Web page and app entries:
[Start of Attachment]
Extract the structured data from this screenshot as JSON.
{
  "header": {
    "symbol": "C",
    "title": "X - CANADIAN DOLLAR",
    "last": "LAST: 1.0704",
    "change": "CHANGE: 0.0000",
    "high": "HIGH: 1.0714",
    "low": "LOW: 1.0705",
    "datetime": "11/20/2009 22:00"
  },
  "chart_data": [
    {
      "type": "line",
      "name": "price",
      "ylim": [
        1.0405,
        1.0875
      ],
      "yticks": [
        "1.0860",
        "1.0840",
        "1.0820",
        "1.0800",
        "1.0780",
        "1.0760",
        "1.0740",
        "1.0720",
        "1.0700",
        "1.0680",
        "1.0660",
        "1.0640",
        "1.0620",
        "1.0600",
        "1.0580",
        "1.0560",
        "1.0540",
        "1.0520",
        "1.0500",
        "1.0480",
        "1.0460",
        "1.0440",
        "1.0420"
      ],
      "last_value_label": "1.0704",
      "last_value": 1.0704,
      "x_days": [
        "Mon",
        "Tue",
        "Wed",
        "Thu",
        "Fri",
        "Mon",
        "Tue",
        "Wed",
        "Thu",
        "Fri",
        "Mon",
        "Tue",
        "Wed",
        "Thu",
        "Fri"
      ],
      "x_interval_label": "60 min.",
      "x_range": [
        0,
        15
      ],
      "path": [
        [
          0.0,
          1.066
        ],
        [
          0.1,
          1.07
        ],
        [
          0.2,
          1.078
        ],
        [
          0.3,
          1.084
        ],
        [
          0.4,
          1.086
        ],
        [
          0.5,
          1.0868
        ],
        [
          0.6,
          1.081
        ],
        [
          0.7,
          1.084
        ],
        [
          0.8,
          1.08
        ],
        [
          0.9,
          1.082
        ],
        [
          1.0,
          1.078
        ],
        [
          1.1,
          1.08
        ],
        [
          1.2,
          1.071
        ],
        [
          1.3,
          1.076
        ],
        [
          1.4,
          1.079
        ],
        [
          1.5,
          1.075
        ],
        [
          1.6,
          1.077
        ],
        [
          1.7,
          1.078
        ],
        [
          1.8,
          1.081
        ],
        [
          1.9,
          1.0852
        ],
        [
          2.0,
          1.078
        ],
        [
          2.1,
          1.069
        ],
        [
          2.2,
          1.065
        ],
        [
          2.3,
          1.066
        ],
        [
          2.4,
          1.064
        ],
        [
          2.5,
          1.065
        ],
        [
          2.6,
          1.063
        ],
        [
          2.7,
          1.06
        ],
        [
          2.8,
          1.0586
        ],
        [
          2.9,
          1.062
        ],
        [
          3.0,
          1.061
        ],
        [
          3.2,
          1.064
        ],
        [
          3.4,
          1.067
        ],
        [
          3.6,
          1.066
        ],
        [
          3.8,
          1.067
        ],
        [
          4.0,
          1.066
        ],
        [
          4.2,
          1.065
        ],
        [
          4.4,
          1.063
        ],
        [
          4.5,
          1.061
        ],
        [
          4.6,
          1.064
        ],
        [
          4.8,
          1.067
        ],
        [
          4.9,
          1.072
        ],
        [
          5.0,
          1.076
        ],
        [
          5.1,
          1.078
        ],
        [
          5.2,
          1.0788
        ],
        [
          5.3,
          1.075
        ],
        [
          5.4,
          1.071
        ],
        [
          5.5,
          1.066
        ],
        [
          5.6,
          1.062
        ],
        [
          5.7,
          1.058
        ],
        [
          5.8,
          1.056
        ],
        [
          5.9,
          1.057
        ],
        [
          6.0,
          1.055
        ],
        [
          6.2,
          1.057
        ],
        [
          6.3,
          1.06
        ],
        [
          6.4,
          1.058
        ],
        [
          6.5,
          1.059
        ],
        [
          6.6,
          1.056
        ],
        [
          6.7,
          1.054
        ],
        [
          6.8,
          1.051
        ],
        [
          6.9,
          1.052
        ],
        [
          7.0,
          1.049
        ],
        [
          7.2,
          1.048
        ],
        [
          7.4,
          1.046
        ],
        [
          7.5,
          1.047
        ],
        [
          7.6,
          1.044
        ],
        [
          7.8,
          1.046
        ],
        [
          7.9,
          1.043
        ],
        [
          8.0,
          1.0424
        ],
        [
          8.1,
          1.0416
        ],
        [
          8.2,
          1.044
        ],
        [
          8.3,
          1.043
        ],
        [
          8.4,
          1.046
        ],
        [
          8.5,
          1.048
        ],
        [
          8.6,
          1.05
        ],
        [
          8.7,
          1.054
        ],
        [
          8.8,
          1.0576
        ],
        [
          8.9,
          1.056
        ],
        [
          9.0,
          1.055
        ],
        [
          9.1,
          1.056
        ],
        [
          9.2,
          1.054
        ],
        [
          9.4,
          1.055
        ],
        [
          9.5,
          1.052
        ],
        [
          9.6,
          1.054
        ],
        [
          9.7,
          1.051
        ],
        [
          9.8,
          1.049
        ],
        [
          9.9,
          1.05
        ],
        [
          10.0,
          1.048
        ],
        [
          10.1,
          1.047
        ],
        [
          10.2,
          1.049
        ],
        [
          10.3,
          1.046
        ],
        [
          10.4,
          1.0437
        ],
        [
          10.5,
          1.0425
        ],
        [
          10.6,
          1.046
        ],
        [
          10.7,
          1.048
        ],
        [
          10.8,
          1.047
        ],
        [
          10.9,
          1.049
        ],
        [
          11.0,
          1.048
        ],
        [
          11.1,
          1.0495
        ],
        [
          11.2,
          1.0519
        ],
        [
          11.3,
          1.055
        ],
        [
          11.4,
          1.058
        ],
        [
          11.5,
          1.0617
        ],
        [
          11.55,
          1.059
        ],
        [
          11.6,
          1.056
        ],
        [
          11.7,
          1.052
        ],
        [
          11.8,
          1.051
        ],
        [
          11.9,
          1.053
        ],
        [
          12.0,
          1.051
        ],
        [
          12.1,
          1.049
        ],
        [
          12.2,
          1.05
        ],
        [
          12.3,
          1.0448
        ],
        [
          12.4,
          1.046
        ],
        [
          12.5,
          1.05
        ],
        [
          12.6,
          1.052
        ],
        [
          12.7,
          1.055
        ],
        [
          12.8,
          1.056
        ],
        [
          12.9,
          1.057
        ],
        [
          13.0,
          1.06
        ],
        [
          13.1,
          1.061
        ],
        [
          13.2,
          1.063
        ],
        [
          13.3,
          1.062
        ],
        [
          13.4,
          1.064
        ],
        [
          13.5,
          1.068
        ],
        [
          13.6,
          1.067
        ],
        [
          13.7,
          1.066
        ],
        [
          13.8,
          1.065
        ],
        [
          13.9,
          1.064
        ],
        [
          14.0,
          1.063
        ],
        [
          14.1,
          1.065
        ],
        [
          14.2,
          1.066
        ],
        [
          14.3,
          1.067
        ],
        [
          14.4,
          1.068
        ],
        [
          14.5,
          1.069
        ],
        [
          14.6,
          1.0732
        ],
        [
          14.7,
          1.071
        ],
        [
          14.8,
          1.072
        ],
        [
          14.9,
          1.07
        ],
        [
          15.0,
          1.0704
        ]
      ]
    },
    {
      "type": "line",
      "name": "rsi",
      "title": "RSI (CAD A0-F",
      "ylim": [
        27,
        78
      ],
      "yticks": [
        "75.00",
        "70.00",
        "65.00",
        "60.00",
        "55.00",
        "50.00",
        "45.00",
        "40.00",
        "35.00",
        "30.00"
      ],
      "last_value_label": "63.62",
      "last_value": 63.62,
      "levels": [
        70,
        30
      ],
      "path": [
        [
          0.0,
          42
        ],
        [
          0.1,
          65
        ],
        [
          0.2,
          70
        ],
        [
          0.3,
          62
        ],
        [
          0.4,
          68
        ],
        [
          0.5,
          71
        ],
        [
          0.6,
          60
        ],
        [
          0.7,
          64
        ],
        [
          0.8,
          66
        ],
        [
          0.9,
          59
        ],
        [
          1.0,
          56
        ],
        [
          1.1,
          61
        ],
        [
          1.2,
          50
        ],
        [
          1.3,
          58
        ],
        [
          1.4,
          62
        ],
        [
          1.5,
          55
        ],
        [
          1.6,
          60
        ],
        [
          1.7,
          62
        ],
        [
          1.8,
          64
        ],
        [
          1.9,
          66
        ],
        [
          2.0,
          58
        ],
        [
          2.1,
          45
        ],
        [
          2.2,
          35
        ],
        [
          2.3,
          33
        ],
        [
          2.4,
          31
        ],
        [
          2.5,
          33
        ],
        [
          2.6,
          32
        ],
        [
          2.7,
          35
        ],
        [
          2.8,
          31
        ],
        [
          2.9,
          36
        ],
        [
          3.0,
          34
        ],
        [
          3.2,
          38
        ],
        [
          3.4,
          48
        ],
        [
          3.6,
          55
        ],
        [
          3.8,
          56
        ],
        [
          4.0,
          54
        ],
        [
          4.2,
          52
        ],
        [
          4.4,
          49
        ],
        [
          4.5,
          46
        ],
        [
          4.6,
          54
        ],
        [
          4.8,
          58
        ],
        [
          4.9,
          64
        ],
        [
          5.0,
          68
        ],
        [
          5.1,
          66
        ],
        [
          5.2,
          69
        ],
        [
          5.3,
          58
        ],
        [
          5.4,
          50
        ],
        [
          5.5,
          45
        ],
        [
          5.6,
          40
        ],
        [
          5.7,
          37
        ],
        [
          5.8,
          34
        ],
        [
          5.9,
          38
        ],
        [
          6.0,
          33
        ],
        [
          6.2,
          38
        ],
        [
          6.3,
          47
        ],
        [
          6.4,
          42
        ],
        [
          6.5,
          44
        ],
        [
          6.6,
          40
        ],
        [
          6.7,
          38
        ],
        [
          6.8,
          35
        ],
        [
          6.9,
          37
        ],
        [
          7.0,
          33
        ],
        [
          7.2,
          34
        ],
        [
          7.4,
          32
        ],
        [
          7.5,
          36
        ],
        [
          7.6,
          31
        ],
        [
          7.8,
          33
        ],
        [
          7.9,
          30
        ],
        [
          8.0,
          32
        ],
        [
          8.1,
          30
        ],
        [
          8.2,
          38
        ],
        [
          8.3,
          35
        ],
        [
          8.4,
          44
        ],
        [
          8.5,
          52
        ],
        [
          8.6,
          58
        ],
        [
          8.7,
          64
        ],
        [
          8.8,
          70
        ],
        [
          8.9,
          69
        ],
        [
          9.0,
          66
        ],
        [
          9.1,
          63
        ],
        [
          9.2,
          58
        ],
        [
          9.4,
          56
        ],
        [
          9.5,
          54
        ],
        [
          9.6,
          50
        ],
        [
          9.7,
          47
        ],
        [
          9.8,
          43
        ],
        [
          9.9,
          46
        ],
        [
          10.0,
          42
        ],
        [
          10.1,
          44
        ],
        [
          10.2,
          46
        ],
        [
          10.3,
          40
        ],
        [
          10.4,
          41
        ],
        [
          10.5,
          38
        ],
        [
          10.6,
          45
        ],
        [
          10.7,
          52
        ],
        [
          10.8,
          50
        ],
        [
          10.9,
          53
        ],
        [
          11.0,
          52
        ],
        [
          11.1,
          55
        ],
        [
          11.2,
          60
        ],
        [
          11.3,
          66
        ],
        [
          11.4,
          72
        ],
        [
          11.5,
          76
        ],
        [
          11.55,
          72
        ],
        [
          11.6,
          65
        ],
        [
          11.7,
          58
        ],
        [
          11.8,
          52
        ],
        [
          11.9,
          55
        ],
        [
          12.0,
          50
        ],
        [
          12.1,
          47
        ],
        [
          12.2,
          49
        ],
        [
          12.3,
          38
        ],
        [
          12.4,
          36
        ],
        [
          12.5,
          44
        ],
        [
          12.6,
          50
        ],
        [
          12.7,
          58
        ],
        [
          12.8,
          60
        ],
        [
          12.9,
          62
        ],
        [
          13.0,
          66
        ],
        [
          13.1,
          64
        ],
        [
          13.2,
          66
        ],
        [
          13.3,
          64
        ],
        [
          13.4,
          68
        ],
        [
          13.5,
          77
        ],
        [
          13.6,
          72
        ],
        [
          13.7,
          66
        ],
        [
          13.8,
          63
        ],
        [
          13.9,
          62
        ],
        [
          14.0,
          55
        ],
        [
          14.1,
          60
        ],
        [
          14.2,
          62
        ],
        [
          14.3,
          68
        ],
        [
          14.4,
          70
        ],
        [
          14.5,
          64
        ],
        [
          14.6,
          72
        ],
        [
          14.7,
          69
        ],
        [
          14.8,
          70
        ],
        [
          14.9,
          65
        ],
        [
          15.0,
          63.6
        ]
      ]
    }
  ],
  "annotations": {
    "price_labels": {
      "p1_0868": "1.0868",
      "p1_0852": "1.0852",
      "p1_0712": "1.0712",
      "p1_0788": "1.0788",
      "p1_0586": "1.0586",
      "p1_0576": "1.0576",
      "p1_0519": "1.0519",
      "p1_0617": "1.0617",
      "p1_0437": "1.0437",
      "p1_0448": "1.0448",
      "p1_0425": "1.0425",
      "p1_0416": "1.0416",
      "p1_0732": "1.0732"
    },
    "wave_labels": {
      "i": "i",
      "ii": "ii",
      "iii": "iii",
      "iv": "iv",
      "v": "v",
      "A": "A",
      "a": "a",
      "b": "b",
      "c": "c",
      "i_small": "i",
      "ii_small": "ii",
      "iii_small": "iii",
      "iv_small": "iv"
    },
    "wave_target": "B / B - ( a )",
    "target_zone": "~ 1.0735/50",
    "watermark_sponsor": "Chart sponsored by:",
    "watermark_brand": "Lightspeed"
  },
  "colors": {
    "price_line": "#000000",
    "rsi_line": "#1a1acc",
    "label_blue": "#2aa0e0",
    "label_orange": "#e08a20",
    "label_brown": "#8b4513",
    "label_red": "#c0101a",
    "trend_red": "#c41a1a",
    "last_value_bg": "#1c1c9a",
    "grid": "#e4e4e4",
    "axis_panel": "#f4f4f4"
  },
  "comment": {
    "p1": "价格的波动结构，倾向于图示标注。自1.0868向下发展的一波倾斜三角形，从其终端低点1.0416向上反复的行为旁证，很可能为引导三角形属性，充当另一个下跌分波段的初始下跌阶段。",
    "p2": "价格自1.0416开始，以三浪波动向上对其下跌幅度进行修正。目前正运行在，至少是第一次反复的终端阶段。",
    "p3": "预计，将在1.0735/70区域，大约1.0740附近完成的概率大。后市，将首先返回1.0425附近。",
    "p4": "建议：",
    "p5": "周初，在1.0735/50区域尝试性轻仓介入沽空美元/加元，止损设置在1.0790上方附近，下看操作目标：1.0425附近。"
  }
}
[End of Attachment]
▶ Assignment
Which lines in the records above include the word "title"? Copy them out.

▶ Task answer
    "title": "X - CANADIAN DOLLAR",
      "title": "RSI (CAD A0-F",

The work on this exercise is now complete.